President Mohamed Morsi met with Minister of Defence Abdel Fattah Al-Sisi late on Sunday to discuss the security plans and preparations of the Armed Forces during the upcoming period.
The president demanded that the Al-Sisi coordinate with the interior minister to take all necessary steps to secure vital and strategic installations.
The meeting comes after Al-Sisi’s controversial statements on Sunday expressing the military’s readiness to intervene in domestic politics, made at a cultural seminar attended by military personnel.
The minister said that the military has avoided involvement in the political arena, but its national and ethical responsibility towards the Egyptian people necessitates intervention to prevent the country from “slipping down a dark tunnel of criminality, treason, sectarian strife, or collapse of state institutions,” should any unrest occur.
Al-Sisi’s statements come amid fears of clashes, with opposition groups calling for protests on 30 June demanding early presidential elections, while the president’s supporters have vowed to hold an open-ended sit-in starting on 28 June.
Hazem Salah Abu Ismail, leader of Al-Raya Party and disqualified presidential candidate, criticised Al-Sisi’s statements, considering them a “blatant attack” and the beginning of a “termination process” to undo the work of the Egyptian people over the past two years.
Abu Ismail said that the lack of criticism for Al-Sisi’s previous statements had only emboldened the minister’s rhetoric. He also criticised the “harmony” between statements made by the military, the police and the opposition.
“This harmony calls for unprecedented [measures],” he stated on his official Facebook page.
Meanwhile, Chairman of the Freedom and Justice Party Saad Al-Katatny said that his party welcomed Al-Sisi’s statements.
“The statements expressed the extent of discomfort national institutions are [feeling] with the violence that took place over the past week throughout the country under the pretext of demonstrations” Al-Katatny said.
He added that “enemies of the revolution” were trying to drag the country towards chaos, sectarianism and bloodshed “through taking advantage of the atmosphere of freedom and democracy achieved by the 25 January revolution.”
Al-Katatny said he appreciated the military’s commitment to stand against any threat to the security of the people and the stability of the country, and called on opposition parties to take part in a national dialogue to unite against “those trying to steal the revolution.”
Egypt’s main opposition bloc, the National Salvation Front (NSF) expressed its deep appreciation for the military and its support for the will of the people. “We value the military’s rejection of terrorising the people and its loyalty to the people of Egypt,” an NSF statement read.
The 6 April Youth Movement also released a statement saying that Al-Sisi’s remarks showed the military was keen on sustaining democracy and achieving the goals of the revolution.
“The current state of political division, brought about by a troubled transitional period and a regime that has failed to achieve national consensus, urges us to appreciate the stance of the current military leadership to stay out of the political scene,” the statement read.

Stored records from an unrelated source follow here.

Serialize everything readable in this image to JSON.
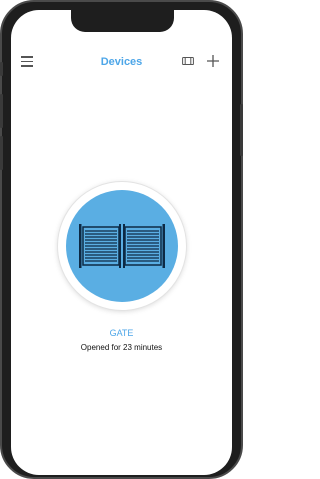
{
  "header": {
    "title": "Devices",
    "menu_icon": "hamburger-menu-icon",
    "view_icon": "cards-view-icon",
    "add_icon": "plus-icon"
  },
  "device": {
    "name": "GATE",
    "status": "Opened for 23 minutes",
    "icon": "gate-icon"
  },
  "colors": {
    "accent": "#4da6e8",
    "device_fill": "#5aaee3",
    "frame": "#1e1e1e"
  }
}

They added that they were against military intervention in politics for the sake of both the military and the country, but supported its “primary national role” as the preserver of security.
“The military and its current leadership are the shield protecting the country against any threat,” said the group’s statement.

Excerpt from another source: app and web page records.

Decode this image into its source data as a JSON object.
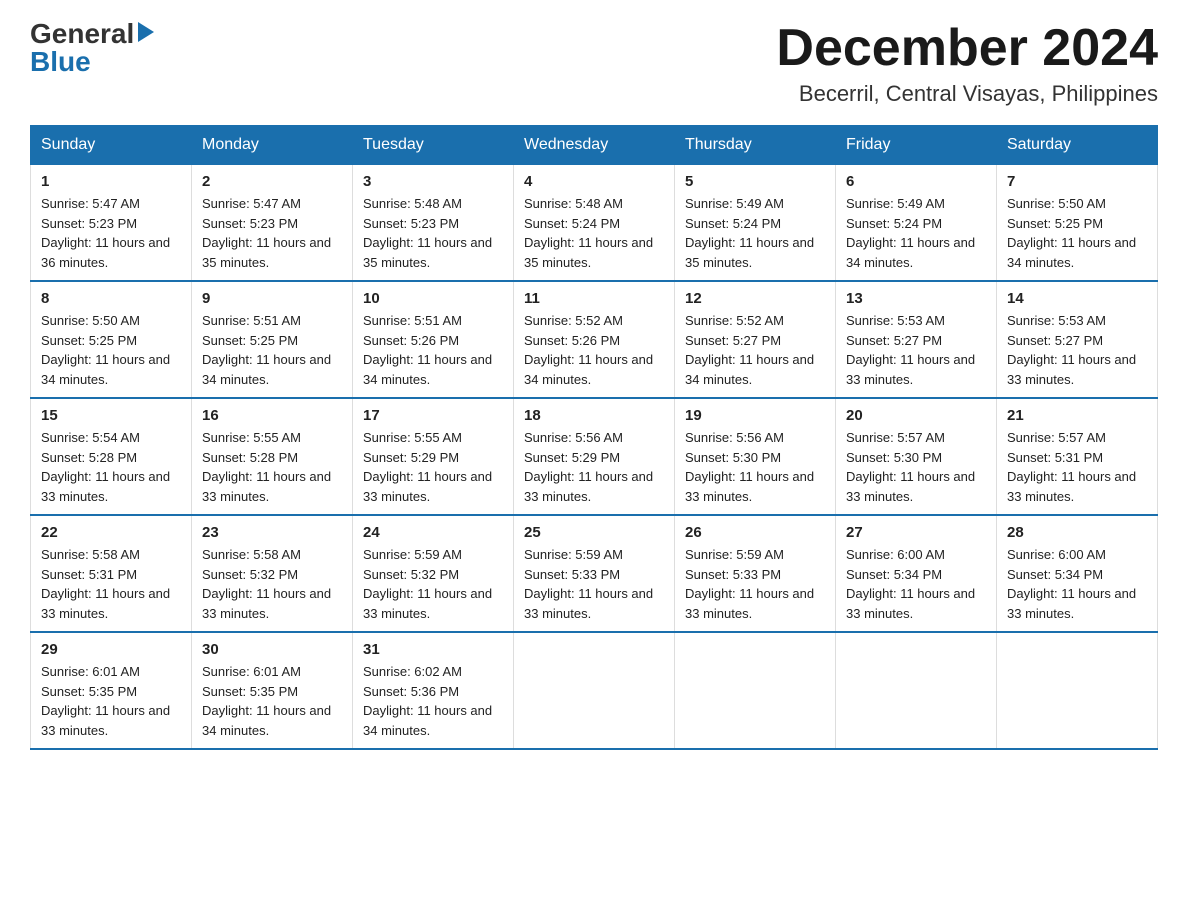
{
  "header": {
    "logo_general": "General",
    "logo_blue": "Blue",
    "month_title": "December 2024",
    "location": "Becerril, Central Visayas, Philippines"
  },
  "weekdays": [
    "Sunday",
    "Monday",
    "Tuesday",
    "Wednesday",
    "Thursday",
    "Friday",
    "Saturday"
  ],
  "weeks": [
    [
      {
        "day": "1",
        "sunrise": "5:47 AM",
        "sunset": "5:23 PM",
        "daylight": "11 hours and 36 minutes."
      },
      {
        "day": "2",
        "sunrise": "5:47 AM",
        "sunset": "5:23 PM",
        "daylight": "11 hours and 35 minutes."
      },
      {
        "day": "3",
        "sunrise": "5:48 AM",
        "sunset": "5:23 PM",
        "daylight": "11 hours and 35 minutes."
      },
      {
        "day": "4",
        "sunrise": "5:48 AM",
        "sunset": "5:24 PM",
        "daylight": "11 hours and 35 minutes."
      },
      {
        "day": "5",
        "sunrise": "5:49 AM",
        "sunset": "5:24 PM",
        "daylight": "11 hours and 35 minutes."
      },
      {
        "day": "6",
        "sunrise": "5:49 AM",
        "sunset": "5:24 PM",
        "daylight": "11 hours and 34 minutes."
      },
      {
        "day": "7",
        "sunrise": "5:50 AM",
        "sunset": "5:25 PM",
        "daylight": "11 hours and 34 minutes."
      }
    ],
    [
      {
        "day": "8",
        "sunrise": "5:50 AM",
        "sunset": "5:25 PM",
        "daylight": "11 hours and 34 minutes."
      },
      {
        "day": "9",
        "sunrise": "5:51 AM",
        "sunset": "5:25 PM",
        "daylight": "11 hours and 34 minutes."
      },
      {
        "day": "10",
        "sunrise": "5:51 AM",
        "sunset": "5:26 PM",
        "daylight": "11 hours and 34 minutes."
      },
      {
        "day": "11",
        "sunrise": "5:52 AM",
        "sunset": "5:26 PM",
        "daylight": "11 hours and 34 minutes."
      },
      {
        "day": "12",
        "sunrise": "5:52 AM",
        "sunset": "5:27 PM",
        "daylight": "11 hours and 34 minutes."
      },
      {
        "day": "13",
        "sunrise": "5:53 AM",
        "sunset": "5:27 PM",
        "daylight": "11 hours and 33 minutes."
      },
      {
        "day": "14",
        "sunrise": "5:53 AM",
        "sunset": "5:27 PM",
        "daylight": "11 hours and 33 minutes."
      }
    ],
    [
      {
        "day": "15",
        "sunrise": "5:54 AM",
        "sunset": "5:28 PM",
        "daylight": "11 hours and 33 minutes."
      },
      {
        "day": "16",
        "sunrise": "5:55 AM",
        "sunset": "5:28 PM",
        "daylight": "11 hours and 33 minutes."
      },
      {
        "day": "17",
        "sunrise": "5:55 AM",
        "sunset": "5:29 PM",
        "daylight": "11 hours and 33 minutes."
      },
      {
        "day": "18",
        "sunrise": "5:56 AM",
        "sunset": "5:29 PM",
        "daylight": "11 hours and 33 minutes."
      },
      {
        "day": "19",
        "sunrise": "5:56 AM",
        "sunset": "5:30 PM",
        "daylight": "11 hours and 33 minutes."
      },
      {
        "day": "20",
        "sunrise": "5:57 AM",
        "sunset": "5:30 PM",
        "daylight": "11 hours and 33 minutes."
      },
      {
        "day": "21",
        "sunrise": "5:57 AM",
        "sunset": "5:31 PM",
        "daylight": "11 hours and 33 minutes."
      }
    ],
    [
      {
        "day": "22",
        "sunrise": "5:58 AM",
        "sunset": "5:31 PM",
        "daylight": "11 hours and 33 minutes."
      },
      {
        "day": "23",
        "sunrise": "5:58 AM",
        "sunset": "5:32 PM",
        "daylight": "11 hours and 33 minutes."
      },
      {
        "day": "24",
        "sunrise": "5:59 AM",
        "sunset": "5:32 PM",
        "daylight": "11 hours and 33 minutes."
      },
      {
        "day": "25",
        "sunrise": "5:59 AM",
        "sunset": "5:33 PM",
        "daylight": "11 hours and 33 minutes."
      },
      {
        "day": "26",
        "sunrise": "5:59 AM",
        "sunset": "5:33 PM",
        "daylight": "11 hours and 33 minutes."
      },
      {
        "day": "27",
        "sunrise": "6:00 AM",
        "sunset": "5:34 PM",
        "daylight": "11 hours and 33 minutes."
      },
      {
        "day": "28",
        "sunrise": "6:00 AM",
        "sunset": "5:34 PM",
        "daylight": "11 hours and 33 minutes."
      }
    ],
    [
      {
        "day": "29",
        "sunrise": "6:01 AM",
        "sunset": "5:35 PM",
        "daylight": "11 hours and 33 minutes."
      },
      {
        "day": "30",
        "sunrise": "6:01 AM",
        "sunset": "5:35 PM",
        "daylight": "11 hours and 34 minutes."
      },
      {
        "day": "31",
        "sunrise": "6:02 AM",
        "sunset": "5:36 PM",
        "daylight": "11 hours and 34 minutes."
      },
      null,
      null,
      null,
      null
    ]
  ]
}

Al-Sisi had said that political divisions and insults to the military represent a threat to national security. He called on all concerned to find “common ground for understanding, consensus and real reconciliation to protect Egypt and its people.”